--- Study material ---

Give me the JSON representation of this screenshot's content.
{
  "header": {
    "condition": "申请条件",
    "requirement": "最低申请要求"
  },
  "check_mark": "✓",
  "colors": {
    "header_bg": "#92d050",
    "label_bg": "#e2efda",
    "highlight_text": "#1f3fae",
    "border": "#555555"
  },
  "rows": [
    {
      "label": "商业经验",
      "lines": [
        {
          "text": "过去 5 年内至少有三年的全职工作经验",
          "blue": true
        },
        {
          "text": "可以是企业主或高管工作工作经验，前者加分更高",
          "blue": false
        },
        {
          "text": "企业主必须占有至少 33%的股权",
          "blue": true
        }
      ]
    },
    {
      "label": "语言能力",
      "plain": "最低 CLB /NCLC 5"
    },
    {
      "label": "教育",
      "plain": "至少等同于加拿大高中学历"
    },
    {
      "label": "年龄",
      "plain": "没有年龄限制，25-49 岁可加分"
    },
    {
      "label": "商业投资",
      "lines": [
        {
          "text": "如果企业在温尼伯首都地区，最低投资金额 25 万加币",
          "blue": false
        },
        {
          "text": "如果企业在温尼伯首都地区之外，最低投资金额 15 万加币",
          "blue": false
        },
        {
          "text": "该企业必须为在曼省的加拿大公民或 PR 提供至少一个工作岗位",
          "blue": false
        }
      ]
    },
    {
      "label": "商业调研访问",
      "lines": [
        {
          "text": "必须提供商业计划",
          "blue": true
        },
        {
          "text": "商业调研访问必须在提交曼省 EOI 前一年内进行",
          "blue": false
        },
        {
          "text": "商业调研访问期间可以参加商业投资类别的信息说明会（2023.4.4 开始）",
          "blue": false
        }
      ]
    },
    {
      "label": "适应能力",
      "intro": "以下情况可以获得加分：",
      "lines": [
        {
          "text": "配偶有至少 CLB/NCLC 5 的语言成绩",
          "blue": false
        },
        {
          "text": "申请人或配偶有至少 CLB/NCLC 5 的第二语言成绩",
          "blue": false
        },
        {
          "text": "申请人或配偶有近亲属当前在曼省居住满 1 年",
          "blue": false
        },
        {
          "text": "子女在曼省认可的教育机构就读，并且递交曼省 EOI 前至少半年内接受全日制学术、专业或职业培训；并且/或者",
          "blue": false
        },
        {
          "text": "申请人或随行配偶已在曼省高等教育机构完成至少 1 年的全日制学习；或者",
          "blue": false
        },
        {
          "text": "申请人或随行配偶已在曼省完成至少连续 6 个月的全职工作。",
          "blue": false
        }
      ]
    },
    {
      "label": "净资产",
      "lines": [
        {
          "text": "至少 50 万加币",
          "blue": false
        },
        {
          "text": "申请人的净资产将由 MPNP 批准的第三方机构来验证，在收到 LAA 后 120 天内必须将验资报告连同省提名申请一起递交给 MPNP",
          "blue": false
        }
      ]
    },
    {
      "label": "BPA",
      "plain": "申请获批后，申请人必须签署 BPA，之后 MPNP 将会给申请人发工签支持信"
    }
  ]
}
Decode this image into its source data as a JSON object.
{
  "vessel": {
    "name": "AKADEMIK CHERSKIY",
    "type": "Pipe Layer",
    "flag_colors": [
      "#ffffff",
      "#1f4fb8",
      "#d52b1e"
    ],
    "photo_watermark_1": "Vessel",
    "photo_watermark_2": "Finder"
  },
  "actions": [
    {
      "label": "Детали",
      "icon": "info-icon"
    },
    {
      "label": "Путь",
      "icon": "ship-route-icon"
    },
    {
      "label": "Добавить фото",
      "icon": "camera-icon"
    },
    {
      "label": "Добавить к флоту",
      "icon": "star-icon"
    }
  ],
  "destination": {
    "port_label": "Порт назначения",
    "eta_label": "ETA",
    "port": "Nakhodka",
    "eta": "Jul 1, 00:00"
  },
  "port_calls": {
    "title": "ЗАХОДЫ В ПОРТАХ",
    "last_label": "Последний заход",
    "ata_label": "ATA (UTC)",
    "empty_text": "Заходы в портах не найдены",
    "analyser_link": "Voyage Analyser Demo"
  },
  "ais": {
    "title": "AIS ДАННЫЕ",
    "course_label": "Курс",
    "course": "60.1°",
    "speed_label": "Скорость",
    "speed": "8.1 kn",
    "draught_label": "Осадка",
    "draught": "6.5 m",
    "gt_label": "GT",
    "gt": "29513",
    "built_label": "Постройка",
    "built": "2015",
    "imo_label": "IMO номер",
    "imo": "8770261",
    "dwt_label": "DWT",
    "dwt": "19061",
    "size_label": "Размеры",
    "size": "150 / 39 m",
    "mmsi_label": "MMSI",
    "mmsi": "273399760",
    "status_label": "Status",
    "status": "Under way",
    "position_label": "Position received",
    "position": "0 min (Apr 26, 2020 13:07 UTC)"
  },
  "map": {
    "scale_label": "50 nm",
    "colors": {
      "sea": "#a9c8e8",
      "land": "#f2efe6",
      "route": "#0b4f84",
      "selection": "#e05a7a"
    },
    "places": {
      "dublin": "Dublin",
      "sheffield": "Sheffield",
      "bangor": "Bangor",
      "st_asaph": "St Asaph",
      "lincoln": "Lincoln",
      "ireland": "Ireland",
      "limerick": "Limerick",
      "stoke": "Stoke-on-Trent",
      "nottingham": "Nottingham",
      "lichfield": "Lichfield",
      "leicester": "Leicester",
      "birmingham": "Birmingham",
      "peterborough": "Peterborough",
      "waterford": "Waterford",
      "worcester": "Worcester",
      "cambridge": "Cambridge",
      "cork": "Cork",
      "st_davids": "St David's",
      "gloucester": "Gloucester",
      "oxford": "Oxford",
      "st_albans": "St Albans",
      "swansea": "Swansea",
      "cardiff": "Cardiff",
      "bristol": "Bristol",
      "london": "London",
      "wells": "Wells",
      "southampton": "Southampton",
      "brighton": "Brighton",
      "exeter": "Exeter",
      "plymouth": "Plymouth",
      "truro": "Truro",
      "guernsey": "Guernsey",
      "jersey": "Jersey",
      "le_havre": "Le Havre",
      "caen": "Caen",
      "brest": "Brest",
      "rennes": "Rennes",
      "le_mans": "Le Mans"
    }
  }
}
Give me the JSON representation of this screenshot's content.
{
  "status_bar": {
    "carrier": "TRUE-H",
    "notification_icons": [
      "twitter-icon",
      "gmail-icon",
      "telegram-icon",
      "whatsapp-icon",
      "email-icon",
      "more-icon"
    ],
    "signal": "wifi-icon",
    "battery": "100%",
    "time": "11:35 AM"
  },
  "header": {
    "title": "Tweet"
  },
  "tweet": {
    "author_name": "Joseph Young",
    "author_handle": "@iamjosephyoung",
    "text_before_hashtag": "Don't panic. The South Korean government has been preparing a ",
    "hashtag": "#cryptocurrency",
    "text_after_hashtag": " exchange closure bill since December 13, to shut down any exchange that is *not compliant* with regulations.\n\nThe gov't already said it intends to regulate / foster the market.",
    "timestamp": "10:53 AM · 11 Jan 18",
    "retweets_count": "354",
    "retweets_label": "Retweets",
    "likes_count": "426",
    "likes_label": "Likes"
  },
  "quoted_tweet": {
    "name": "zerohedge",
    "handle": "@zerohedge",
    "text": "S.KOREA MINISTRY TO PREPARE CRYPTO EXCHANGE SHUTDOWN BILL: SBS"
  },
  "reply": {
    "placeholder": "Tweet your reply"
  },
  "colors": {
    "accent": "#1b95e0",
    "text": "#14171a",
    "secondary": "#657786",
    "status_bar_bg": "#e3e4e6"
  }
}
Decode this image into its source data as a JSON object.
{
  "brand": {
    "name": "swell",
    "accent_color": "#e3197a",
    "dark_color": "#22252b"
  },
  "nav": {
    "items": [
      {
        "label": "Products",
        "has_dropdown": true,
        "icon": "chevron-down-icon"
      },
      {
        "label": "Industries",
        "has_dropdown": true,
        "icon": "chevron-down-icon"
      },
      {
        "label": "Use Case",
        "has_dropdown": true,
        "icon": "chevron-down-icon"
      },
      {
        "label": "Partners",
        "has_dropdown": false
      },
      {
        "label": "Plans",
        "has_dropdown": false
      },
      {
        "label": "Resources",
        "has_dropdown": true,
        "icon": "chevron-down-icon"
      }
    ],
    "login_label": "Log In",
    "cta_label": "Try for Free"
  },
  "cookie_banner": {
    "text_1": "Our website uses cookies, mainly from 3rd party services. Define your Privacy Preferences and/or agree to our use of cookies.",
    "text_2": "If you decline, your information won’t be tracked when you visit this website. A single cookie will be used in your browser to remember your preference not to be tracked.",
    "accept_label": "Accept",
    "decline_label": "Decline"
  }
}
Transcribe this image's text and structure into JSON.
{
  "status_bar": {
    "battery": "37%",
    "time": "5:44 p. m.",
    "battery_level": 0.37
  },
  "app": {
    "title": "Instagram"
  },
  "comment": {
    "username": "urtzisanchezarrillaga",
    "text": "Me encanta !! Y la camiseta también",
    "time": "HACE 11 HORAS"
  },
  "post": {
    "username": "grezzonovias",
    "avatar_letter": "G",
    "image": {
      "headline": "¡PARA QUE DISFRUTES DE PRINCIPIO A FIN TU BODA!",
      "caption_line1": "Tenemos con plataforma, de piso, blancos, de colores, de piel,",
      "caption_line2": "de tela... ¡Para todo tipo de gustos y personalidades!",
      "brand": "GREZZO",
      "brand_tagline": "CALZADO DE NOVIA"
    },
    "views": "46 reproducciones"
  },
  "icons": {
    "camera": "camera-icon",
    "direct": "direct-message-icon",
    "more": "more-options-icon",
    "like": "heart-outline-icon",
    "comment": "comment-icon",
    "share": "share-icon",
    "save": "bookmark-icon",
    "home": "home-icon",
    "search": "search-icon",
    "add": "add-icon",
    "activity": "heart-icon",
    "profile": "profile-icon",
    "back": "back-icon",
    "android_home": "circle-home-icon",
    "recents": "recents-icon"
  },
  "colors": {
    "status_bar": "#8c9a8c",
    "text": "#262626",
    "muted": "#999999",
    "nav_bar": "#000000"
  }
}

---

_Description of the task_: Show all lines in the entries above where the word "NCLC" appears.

_Written response_:
      "plain": "最低 CLB /NCLC 5"
          "text": "配偶有至少 CLB/NCLC 5 的语言成绩",
          "text": "申请人或配偶有至少 CLB/NCLC 5 的第二语言成绩",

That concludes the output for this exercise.